Scan the entries below for the string "content" and copy every line where it turns up.
(Beginning of Exercise inputs)
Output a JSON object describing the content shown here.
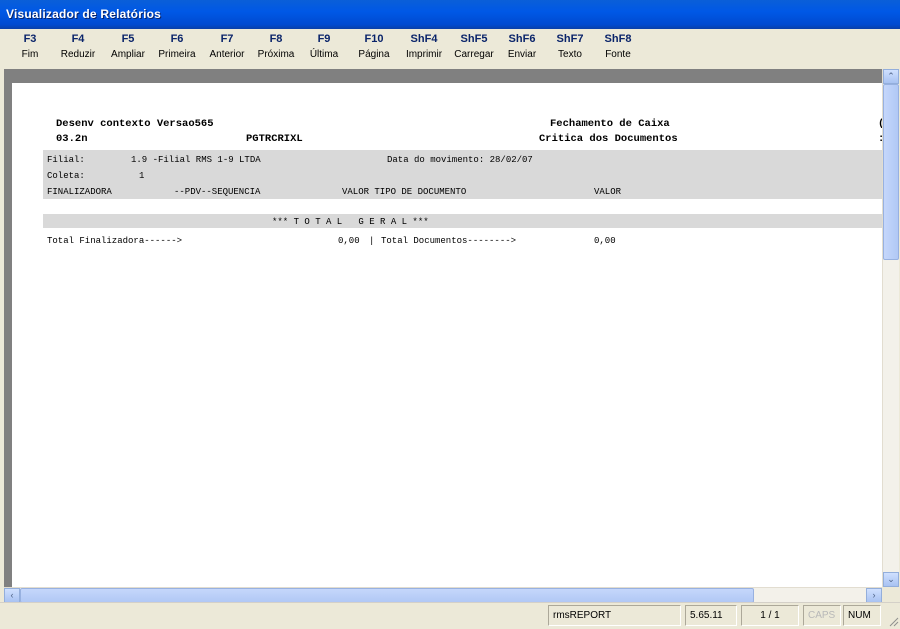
{
  "window": {
    "title": "Visualizador de Relatórios"
  },
  "toolbar": [
    {
      "key": "F3",
      "label": "Fim"
    },
    {
      "key": "F4",
      "label": "Reduzir"
    },
    {
      "key": "F5",
      "label": "Ampliar"
    },
    {
      "key": "F6",
      "label": "Primeira"
    },
    {
      "key": "F7",
      "label": "Anterior"
    },
    {
      "key": "F8",
      "label": "Próxima"
    },
    {
      "key": "F9",
      "label": "Última"
    },
    {
      "key": "F10",
      "label": "Página"
    },
    {
      "key": "ShF4",
      "label": "Imprimir"
    },
    {
      "key": "ShF5",
      "label": "Carregar"
    },
    {
      "key": "ShF6",
      "label": "Enviar"
    },
    {
      "key": "ShF7",
      "label": "Texto"
    },
    {
      "key": "ShF8",
      "label": "Fonte"
    }
  ],
  "report": {
    "line1_left": "Desenv contexto Versao565",
    "line1_right": "Fechamento de Caixa",
    "line1_cut": "(",
    "line2_code": "03.2n",
    "line2_prog": "PGTRCRIXL",
    "line2_right": "Critica dos Documentos",
    "line2_cut": ":",
    "filial_label": "Filial:",
    "filial_value": "1.9 -Filial RMS 1-9 LTDA",
    "data_label": "Data do movimento: 28/02/07",
    "coleta_label": "Coleta:",
    "coleta_value": "1",
    "col_finalizadora": "FINALIZADORA",
    "col_pdv": "--PDV--SEQUENCIA",
    "col_valor_tipo": "VALOR TIPO DE DOCUMENTO",
    "col_valor": "VALOR",
    "total_geral": "*** T O T A L   G E R A L ***",
    "total_final_label": "Total Finalizadora------>",
    "total_final_value": "0,00",
    "total_sep": "|",
    "total_docs_label": "Total Documentos-------->",
    "total_docs_value": "0,00"
  },
  "scrollbars": {
    "up": "⌃",
    "down": "⌄",
    "left": "‹",
    "right": "›"
  },
  "status": {
    "app": "rmsREPORT",
    "version": "5.65.11",
    "page": "1 / 1",
    "caps": "CAPS",
    "num": "NUM"
  }
}
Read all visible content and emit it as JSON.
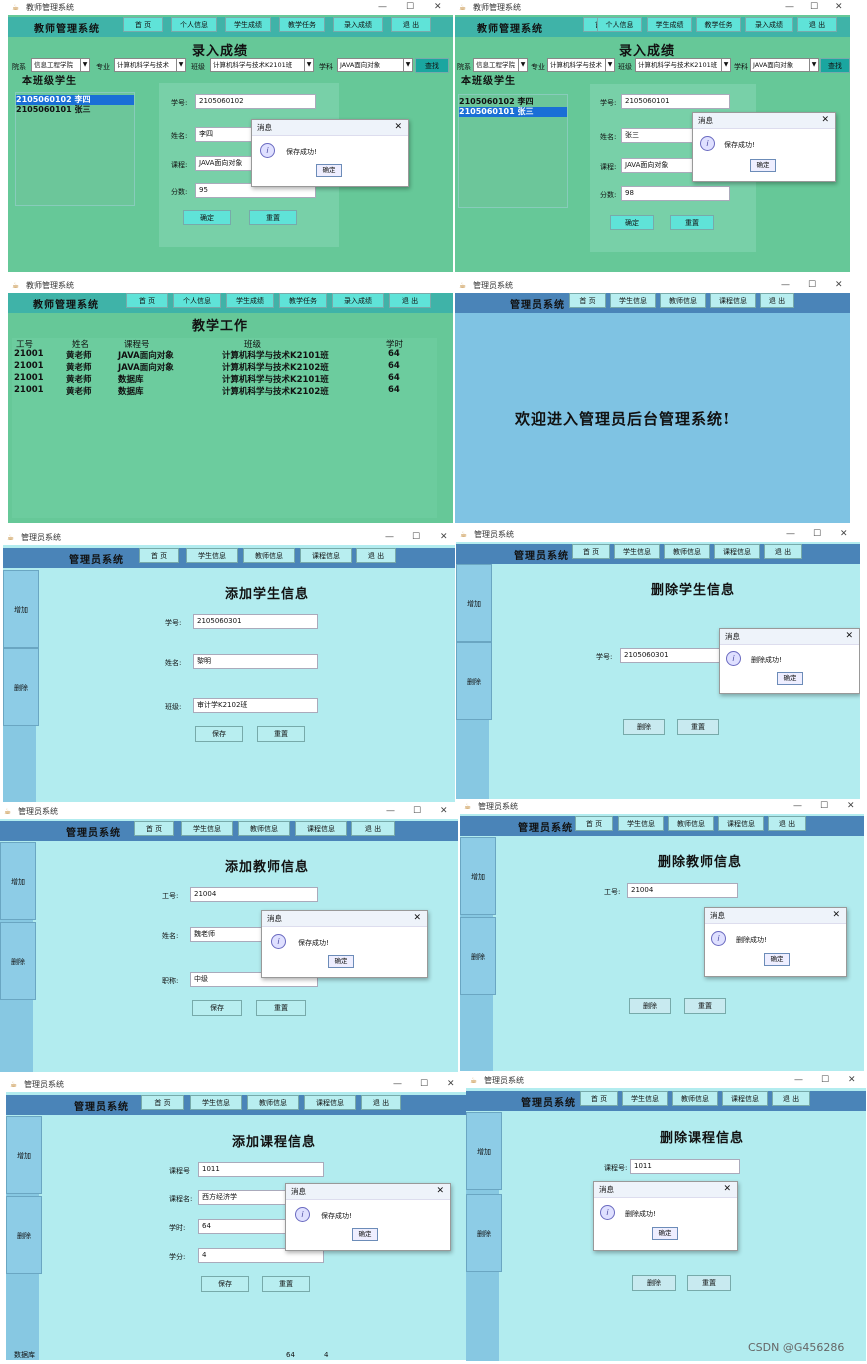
{
  "teacher_title": "教师管理系统",
  "admin_title": "管理员系统",
  "sys_teacher": "教师管理系统",
  "sys_admin": "管理员系统",
  "teacher_nav": [
    "首  页",
    "个人信息",
    "学生成绩",
    "教学任务",
    "录入成绩",
    "退  出"
  ],
  "admin_nav": [
    "首  页",
    "学生信息",
    "教师信息",
    "课程信息",
    "退  出"
  ],
  "ctl": {
    "min": "—",
    "max": "☐",
    "close": "✕"
  },
  "dlg": {
    "title": "消息",
    "save_ok": "保存成功!",
    "del_ok": "删除成功!",
    "ok": "确定"
  },
  "grade_entry": {
    "title": "录入成绩",
    "filters": {
      "college_label": "院系",
      "college": "信息工程学院",
      "major_label": "专业",
      "major": "计算机科学与技术",
      "class_label": "班级",
      "class": "计算机科学与技术K2101班",
      "subject_label": "学科",
      "subject": "JAVA面向对象",
      "search": "查找"
    },
    "list_title": "本班级学生",
    "students": [
      "2105060102 李四",
      "2105060101 张三"
    ],
    "form_a": {
      "id_label": "学号:",
      "id": "2105060102",
      "name_label": "姓名:",
      "name": "李四",
      "course_label": "课程:",
      "course": "JAVA面向对象",
      "score_label": "分数:",
      "score": "95"
    },
    "form_b": {
      "id": "2105060101",
      "name": "张三",
      "course": "JAVA面向对象",
      "score": "98"
    },
    "confirm": "确定",
    "reset": "重置"
  },
  "teaching": {
    "title": "教学工作",
    "headers": [
      "工号",
      "姓名",
      "课程号",
      "班级",
      "学时"
    ],
    "rows": [
      [
        "21001",
        "黄老师",
        "JAVA面向对象",
        "计算机科学与技术K2101班",
        "64"
      ],
      [
        "21001",
        "黄老师",
        "JAVA面向对象",
        "计算机科学与技术K2102班",
        "64"
      ],
      [
        "21001",
        "黄老师",
        "数据库",
        "计算机科学与技术K2101班",
        "64"
      ],
      [
        "21001",
        "黄老师",
        "数据库",
        "计算机科学与技术K2102班",
        "64"
      ]
    ]
  },
  "welcome": "欢迎进入管理员后台管理系统!",
  "side": {
    "add": "增加",
    "del": "删除"
  },
  "add_student": {
    "title": "添加学生信息",
    "id_label": "学号:",
    "id": "2105060301",
    "name_label": "姓名:",
    "name": "黎明",
    "class_label": "班级:",
    "class": "审计学K2102班",
    "save": "保存",
    "reset": "重置"
  },
  "del_student": {
    "title": "删除学生信息",
    "id_label": "学号:",
    "id": "2105060301",
    "del": "删除",
    "reset": "重置"
  },
  "add_teacher": {
    "title": "添加教师信息",
    "id_label": "工号:",
    "id": "21004",
    "name_label": "姓名:",
    "name": "魏老师",
    "title_label": "职称:",
    "job": "中级",
    "save": "保存",
    "reset": "重置"
  },
  "del_teacher": {
    "title": "删除教师信息",
    "id_label": "工号:",
    "id": "21004",
    "del": "删除",
    "reset": "重置"
  },
  "add_course": {
    "title": "添加课程信息",
    "id_label": "课程号",
    "id": "1011",
    "name_label": "课程名:",
    "name": "西方经济学",
    "hours_label": "学时:",
    "hours": "64",
    "credit_label": "学分:",
    "credit": "4",
    "save": "保存",
    "reset": "重置"
  },
  "del_course": {
    "title": "删除课程信息",
    "id_label": "课程号:",
    "id": "1011",
    "del": "删除",
    "reset": "重置"
  },
  "bottom_row": {
    "a": "数据库",
    "b": "64",
    "c": "4"
  },
  "watermark": "CSDN @G456286",
  "colors": {
    "teacher_bg": "#66c898",
    "teacher_nav": "#3fb3a8",
    "admin_bg": "#b2ecef",
    "admin_nav": "#4a84b8",
    "admin_top_bg": "#7fc3e3",
    "select_blue": "#1a6fd6"
  }
}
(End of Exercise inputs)
### Exercise response:
Output a JSON object describing the content shown here.
Read all visible content and emit it as JSON.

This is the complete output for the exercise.